State governments are responding to the harm that pornography has perpetuated on our culture. While government cannot — and arguably should not — regulate morality, elected officials can take steps to stem actions and industries that are harmful to citizens. Fifteen states have already thought it appropriate to deem pornography a public health crisis. I hope more states follow that lead. 

If more states are successful in declaring pornography a public health crisis, then places that are publicly funded, like schools and libraries, would be barred from accessing pornography through the Internet. Pornographic websites receive more traffic every month than Netflix, Twitter and Wikipedia. With pornography use rampant in society, the need to stem the problem is immediate. The local governments are trying to do what’s in their power to help, but they can only do so much because the demand for pornography is vast. 

Like in any economic model, when demand increases, the supply often keeps pace.
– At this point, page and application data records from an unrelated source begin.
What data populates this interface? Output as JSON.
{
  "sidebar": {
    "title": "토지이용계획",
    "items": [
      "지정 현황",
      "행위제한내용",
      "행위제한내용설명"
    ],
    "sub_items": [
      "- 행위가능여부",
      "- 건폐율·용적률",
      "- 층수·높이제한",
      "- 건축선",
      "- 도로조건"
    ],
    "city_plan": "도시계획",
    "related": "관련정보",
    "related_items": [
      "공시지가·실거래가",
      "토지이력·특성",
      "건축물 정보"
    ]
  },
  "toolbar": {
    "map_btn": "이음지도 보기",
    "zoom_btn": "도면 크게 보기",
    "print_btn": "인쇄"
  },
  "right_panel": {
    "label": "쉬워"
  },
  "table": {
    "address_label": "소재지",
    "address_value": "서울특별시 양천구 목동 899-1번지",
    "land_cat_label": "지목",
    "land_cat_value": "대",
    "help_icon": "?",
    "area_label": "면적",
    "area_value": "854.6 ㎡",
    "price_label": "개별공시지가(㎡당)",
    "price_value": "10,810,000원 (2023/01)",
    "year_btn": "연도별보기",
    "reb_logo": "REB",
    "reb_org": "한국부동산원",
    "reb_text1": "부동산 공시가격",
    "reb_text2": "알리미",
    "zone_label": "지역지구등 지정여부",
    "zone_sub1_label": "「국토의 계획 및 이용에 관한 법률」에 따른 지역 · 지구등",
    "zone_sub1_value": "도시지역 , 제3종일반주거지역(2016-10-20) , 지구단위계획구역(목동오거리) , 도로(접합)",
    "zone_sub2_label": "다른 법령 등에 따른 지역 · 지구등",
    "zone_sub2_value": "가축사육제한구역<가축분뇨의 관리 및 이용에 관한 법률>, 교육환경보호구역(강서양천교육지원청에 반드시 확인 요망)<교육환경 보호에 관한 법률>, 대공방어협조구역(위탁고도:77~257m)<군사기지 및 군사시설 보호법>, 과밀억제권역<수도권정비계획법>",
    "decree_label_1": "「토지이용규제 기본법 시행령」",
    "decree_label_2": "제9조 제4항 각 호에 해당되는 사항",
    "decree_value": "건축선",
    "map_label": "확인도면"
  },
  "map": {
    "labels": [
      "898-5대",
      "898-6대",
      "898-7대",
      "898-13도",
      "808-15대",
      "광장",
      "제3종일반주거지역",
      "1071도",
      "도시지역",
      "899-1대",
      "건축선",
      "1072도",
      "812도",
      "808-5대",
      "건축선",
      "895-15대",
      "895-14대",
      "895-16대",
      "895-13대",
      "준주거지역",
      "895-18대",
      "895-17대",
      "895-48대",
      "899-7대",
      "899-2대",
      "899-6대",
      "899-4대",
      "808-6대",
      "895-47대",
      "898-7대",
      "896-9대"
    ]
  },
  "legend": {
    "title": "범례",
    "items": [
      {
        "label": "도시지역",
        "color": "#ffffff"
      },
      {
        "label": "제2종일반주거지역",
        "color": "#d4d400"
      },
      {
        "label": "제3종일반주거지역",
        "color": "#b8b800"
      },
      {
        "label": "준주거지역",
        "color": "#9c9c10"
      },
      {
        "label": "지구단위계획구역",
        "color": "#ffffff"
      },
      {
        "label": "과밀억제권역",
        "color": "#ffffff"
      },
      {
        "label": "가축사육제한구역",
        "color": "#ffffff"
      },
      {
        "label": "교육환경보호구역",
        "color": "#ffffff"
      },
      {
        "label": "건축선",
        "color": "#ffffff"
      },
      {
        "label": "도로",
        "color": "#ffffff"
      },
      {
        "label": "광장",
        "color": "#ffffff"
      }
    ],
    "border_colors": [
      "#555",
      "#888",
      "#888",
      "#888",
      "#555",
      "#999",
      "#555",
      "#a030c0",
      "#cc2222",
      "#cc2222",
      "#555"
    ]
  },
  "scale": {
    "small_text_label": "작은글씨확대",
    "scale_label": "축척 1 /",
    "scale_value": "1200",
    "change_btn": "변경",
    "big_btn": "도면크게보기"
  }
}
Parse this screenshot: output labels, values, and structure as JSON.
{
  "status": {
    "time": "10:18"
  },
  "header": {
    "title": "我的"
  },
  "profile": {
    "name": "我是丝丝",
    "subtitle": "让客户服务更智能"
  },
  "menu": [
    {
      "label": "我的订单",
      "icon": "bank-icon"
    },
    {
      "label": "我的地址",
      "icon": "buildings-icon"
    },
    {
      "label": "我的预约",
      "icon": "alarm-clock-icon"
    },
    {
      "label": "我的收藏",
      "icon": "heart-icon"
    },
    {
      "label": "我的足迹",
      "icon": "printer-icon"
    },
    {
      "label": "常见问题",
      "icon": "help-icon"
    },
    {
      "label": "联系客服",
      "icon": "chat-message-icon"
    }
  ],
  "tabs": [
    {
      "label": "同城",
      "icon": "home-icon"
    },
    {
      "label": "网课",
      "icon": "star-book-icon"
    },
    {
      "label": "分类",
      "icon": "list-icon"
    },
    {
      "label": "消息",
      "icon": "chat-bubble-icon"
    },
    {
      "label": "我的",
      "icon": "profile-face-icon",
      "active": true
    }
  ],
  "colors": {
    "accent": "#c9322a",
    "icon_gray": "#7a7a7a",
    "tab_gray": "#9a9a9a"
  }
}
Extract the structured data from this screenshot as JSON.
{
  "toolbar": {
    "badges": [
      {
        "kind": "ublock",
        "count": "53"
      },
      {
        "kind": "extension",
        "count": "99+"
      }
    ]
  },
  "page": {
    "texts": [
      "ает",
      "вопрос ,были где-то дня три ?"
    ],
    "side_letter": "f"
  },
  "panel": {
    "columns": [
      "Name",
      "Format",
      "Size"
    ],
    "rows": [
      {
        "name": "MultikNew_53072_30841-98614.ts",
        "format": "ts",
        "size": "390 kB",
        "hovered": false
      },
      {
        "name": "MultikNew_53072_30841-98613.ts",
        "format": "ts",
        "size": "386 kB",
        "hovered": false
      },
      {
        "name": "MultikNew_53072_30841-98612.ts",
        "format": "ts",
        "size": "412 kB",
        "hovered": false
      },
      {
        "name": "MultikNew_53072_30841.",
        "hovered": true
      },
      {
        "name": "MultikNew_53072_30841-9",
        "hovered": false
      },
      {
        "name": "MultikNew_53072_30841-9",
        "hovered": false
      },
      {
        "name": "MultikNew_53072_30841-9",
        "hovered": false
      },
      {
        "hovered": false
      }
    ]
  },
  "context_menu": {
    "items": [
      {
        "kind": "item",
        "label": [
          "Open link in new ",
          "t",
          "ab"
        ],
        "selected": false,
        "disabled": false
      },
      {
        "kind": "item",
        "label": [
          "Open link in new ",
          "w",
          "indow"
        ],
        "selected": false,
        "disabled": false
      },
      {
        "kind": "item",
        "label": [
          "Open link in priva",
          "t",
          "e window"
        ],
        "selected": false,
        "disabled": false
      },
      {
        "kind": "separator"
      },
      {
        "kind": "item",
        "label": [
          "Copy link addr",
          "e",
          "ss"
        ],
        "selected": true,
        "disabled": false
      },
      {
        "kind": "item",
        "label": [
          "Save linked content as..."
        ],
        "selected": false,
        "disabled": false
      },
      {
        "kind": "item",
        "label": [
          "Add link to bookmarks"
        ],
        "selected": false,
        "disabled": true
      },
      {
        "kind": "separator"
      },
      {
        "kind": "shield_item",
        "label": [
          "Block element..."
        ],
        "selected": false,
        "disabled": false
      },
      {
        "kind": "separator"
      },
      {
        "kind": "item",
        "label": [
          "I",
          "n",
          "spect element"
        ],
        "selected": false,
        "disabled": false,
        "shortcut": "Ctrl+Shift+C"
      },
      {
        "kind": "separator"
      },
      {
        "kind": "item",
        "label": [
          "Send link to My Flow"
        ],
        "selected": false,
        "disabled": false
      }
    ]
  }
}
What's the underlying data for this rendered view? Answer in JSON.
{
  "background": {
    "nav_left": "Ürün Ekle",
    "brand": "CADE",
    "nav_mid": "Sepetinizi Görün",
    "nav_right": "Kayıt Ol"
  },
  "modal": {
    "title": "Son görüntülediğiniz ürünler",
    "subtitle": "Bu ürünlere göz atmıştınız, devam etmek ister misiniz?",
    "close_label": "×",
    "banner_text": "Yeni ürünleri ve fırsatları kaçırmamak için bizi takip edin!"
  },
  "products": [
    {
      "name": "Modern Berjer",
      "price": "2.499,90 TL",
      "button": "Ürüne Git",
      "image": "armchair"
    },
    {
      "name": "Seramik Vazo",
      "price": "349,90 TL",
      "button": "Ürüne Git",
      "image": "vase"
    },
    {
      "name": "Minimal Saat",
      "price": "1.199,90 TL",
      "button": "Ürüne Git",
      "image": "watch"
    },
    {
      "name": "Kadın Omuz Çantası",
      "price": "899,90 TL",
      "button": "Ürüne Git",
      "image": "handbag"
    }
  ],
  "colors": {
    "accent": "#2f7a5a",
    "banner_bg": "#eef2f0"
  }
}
Since pornography is so universal, and the amount of time spent viewing it increases, as does the appetite for more extreme forms of it, the industry answers. Demand needs to be extensively cut if we want to see the ramifications of pornography cease to affect our society. 


I travel the country speaking to thousands of people a year in efforts to educate parents, young adults, and men on the harmful effects of pornography — and to give them the tools to steer clear of it or to break free from the addiction. While women do view pornography, men are the large majority of the consumers, and because it’s a truly uncomfortable topic to discuss, they become trapped in their addiction and lose their marriage, family and even jobs. 

Men need to recognize the destruction pornography causes in their lives and take steps to fix the problem and break free from their addiction. One program I’ve worked closely with over the past year is STRIVE, an online series of challenges, videos and opportunities to talk to other men in the same struggle. My bestselling book, The Porn Myth, also looks at ways to stop the hold that pornography has on millions of lives. 

Pornography isn’t real but the effect it has on men, women and their families is very real and destructive and absolutely a public health crisis. I hope more states take steps to recognize the adverse effects of pornography on citizens and that those who are addicted to pornography also recognize the harm it has caused to themselves and their families and make the choice to seek help and healing. 


I sincerely applaud Kayne West for publicly disclosing the negative effect of pornography not only on his life but in the lives of all those he cares for and loves. He has started a conversation this nation desperately needs to have.

Join the conversation as a VIP Member


Trending on Townhall Videos